Richard becomes aware of London Below, an underworld with its own laws, both societal and physical, that coexist with the London Above. The two worlds can interact from time to time but must inevitably return to their own individual aspects. If Richard is to help himself then he must continue to help Door, and that means stepping into an unknown world of underground passageways, weird happenings and (not very menacing) cut-throat assassins.

It required a believable, fantastical aura to be effective, something like Hensen’s Labyrinth (1986), but instead it ended up looking more like Eastenders. The reason being that all footage was shot on video with a subsequent filmisation process planned, so the lighting needed to allow for that. When the filmisation process didn't happen, the resultant footage was released as is and it looks bad. It’s easy to imagine the morose ghost of Arthur Fowler lingering behind a market stall someplace, which doesn't do it any favours. I've gotten used to it over the years and can easily ignore that aspect, but newcomers might be less forgiving.

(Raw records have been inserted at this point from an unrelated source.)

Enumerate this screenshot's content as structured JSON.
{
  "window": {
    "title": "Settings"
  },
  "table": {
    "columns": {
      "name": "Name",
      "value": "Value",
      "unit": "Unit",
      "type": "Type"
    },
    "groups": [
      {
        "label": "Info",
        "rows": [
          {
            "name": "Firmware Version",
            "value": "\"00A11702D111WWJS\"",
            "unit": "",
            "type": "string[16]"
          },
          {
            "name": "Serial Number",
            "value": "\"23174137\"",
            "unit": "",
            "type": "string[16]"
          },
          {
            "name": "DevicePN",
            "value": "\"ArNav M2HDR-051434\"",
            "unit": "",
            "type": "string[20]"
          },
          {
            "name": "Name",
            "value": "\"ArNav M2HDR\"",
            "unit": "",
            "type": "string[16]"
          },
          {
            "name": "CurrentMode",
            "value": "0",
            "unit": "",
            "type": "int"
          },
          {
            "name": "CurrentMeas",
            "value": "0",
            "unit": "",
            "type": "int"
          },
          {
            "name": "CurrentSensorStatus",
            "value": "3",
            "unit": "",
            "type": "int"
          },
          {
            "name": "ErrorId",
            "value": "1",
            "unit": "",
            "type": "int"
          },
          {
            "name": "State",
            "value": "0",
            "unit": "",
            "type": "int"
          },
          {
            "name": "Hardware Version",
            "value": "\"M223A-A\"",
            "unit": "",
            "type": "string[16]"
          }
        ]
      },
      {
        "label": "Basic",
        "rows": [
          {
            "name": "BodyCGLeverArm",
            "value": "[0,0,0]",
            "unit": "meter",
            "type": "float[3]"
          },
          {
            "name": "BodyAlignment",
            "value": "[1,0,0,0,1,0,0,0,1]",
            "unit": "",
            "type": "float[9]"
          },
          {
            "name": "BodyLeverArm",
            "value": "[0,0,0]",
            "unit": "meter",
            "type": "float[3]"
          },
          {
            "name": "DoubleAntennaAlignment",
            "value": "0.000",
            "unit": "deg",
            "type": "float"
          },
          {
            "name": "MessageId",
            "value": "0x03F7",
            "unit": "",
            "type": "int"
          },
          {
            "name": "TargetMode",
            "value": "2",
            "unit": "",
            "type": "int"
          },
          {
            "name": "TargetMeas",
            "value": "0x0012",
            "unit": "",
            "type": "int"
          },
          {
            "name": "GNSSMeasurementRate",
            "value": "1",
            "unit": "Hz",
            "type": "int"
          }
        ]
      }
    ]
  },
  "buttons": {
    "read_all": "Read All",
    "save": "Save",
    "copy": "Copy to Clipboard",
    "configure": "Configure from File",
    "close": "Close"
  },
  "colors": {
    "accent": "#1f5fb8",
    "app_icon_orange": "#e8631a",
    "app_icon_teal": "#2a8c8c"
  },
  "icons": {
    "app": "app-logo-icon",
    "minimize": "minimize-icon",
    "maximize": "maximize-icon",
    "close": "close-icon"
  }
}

What drew me to the series initially was that it was written by the author Neil Gaiman. I was a fan of his storytelling style back then, which was influenced by classic literature. It’s watered down by oceans and time, but there’s an unmistakable element of it beneath the surface, giving it life. Richard is a kind of modern Aeneas; he’s an Argonaut; he’s Theseus walking toward a confrontation with the Minotaur. He isn't consciously aware of any of that, but the workings of fate exist and direct him in the same orchestrated manner. History has shown that even the Greeks viewed their myths as mutable, adaptive to the times and the teller, so at its most basic level only the setting is changed.

6 episodes, approx 30 minutes each.

3 forgotten route stops out of 5

Wednesday, October 1, 2014

Legit (2014)

Jimmy's on a bad luck run, yo.
Season 2 picks up mostly where season 1 left off. Jim has lost his girlfriend Peggy, fired from a lucrative acting gig after making the lead actress uncomfortable with a rape joke and then is possibly diagnosed with a sex addiction by Dr. Drew after he drops his phone in the toilet while using it to masturbate in the shower. Steve is spiraling out of control as well with a growing alcohol addiction and frequent drug fueled binges that threaten his already strained relationship with his ex-wife and young daughter. Billy deals with the progression of his muscular dystrophy and while Jim resolves to dig himself out of their ruts, they all have varying degrees of success. Jim tries therapy, charitable shows for the disabled and veterans, and reconnecting with old flames, but they don't always work out either because of bad luck or just his crass nature. They will also test his resolve and possibly threaten his career.

The season is the same as the first with hilariously black comedic plots often pulled verbatim from Jefferies' stand-up routines, but adds a bit more dark themes that he is also somewhat familiar with like addictions toll on loved ones and depression. The show might seem to lose some of its comedy, but becomes better with the stark mixed with the hilarious. The season was just full of the hilariously raunchy jokes like the thin walls during a happy ending massage or Jim falling for a supposedly perfect woman except for being incredibly racist. It really seemed to hit a stride which is too bad that it was moved to the obscure spin-off channel FXX where no one watched and was cancelled at the end of this season. At least it had some resolution and went out on a high note.

Buyer's Guide:
Available on iTunes and Amazon Instant video.

4 binges ending on the beach in your undies with no recollection out of 5